BEGIN Dataset records

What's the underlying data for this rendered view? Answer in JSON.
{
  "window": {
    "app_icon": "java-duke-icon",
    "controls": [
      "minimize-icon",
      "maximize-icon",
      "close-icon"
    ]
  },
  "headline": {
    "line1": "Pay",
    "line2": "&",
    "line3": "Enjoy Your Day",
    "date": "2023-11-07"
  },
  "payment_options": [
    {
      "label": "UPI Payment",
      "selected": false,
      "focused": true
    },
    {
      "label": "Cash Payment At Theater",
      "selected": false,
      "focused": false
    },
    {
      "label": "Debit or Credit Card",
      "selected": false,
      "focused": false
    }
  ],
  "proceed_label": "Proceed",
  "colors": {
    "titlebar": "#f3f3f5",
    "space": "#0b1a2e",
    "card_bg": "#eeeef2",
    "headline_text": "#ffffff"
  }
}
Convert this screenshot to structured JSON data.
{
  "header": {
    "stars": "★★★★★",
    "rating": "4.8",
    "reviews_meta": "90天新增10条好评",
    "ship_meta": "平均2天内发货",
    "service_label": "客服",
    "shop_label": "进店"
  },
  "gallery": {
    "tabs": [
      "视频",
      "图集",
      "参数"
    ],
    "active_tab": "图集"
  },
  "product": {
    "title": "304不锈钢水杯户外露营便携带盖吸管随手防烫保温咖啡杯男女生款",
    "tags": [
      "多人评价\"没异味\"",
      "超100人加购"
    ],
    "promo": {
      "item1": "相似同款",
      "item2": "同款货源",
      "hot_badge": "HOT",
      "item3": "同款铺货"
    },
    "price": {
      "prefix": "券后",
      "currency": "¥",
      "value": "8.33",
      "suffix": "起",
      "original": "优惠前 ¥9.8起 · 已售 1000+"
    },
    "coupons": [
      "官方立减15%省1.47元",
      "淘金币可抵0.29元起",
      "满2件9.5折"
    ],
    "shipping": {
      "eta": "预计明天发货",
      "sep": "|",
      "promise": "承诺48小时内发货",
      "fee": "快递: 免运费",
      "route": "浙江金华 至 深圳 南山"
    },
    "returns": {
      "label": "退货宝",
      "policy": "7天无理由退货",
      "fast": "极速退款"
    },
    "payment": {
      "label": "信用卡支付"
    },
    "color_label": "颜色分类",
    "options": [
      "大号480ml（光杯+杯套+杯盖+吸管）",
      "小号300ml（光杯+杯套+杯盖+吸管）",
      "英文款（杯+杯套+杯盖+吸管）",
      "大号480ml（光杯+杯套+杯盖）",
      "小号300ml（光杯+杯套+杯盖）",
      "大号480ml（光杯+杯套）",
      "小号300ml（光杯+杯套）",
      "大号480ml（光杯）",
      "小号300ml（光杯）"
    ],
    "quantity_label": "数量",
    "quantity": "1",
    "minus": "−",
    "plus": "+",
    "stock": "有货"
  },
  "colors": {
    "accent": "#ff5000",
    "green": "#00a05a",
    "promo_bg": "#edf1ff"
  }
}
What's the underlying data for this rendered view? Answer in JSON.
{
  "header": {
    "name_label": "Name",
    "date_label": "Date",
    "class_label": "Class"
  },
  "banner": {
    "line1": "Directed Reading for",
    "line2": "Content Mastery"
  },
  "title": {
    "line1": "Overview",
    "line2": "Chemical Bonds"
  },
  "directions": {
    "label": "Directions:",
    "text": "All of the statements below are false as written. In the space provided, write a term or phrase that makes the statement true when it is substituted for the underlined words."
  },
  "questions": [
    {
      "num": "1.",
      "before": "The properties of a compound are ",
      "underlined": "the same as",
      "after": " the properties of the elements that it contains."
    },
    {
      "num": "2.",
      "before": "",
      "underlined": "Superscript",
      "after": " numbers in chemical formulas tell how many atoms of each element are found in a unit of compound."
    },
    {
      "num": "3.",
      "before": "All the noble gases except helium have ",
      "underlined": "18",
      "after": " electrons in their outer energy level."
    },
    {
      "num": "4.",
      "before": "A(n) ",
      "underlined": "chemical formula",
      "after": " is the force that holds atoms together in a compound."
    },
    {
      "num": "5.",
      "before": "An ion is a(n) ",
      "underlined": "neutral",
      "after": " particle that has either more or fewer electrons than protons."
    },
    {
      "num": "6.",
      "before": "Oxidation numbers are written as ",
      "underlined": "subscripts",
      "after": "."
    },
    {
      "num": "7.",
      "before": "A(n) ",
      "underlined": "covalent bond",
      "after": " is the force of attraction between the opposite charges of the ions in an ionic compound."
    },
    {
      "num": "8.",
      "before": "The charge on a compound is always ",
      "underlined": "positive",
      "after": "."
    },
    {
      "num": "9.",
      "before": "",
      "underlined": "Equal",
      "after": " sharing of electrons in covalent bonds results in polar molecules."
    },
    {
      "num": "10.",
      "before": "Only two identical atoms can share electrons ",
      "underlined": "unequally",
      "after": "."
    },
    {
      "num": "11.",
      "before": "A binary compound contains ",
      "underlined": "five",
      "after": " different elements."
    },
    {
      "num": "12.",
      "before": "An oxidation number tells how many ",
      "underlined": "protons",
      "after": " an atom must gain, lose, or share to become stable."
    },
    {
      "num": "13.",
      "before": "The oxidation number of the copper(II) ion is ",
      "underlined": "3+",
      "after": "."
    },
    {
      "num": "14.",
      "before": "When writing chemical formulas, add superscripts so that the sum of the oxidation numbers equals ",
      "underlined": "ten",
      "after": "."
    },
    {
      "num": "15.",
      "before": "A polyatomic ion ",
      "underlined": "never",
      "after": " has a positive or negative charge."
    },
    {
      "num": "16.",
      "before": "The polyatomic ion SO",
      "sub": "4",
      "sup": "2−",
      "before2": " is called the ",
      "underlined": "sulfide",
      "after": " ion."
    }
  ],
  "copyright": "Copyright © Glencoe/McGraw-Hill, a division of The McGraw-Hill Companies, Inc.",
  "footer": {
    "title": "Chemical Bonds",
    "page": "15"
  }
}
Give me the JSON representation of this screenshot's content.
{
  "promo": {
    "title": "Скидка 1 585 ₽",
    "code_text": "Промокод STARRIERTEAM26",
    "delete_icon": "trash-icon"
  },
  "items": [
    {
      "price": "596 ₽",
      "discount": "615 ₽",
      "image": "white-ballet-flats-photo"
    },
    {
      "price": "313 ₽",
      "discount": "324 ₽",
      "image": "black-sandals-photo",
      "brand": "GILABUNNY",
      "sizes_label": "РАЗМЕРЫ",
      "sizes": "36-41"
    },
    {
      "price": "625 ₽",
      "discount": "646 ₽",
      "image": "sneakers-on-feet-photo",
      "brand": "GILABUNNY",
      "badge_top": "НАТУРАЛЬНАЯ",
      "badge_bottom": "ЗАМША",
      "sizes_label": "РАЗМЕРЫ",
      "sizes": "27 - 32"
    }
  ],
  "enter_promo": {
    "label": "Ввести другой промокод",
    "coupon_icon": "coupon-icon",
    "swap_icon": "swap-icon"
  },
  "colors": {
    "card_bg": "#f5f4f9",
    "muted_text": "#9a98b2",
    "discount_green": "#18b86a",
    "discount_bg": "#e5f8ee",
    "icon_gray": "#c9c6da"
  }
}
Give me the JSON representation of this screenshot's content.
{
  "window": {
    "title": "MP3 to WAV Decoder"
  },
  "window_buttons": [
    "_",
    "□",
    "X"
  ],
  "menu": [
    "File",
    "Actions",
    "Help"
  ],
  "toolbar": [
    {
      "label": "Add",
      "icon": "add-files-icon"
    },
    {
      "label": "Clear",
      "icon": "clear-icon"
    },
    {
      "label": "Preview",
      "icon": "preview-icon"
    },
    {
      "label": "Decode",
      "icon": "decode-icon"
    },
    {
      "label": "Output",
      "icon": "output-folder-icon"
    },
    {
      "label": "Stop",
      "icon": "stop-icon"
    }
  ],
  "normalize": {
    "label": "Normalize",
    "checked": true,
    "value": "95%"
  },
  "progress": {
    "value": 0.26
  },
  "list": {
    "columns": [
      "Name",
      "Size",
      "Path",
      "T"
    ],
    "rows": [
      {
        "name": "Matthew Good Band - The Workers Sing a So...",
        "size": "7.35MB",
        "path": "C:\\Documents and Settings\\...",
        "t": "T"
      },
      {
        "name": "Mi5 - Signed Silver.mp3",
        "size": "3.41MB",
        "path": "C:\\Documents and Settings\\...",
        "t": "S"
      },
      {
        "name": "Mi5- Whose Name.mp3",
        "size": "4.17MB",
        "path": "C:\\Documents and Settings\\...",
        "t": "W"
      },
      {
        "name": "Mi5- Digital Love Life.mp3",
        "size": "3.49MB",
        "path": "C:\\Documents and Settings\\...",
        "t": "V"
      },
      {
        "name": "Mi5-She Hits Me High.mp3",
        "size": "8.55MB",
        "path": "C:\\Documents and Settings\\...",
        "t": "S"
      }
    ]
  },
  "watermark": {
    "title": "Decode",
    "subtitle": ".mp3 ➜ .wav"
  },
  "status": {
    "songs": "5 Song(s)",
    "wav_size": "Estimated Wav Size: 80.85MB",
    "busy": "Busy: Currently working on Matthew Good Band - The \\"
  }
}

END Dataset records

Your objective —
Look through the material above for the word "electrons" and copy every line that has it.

Task solution —
      "after": " electrons in their outer energy level."
      "after": " particle that has either more or fewer electrons than protons."
      "after": " sharing of electrons in covalent bonds results in polar molecules."
      "before": "Only two identical atoms can share electrons ",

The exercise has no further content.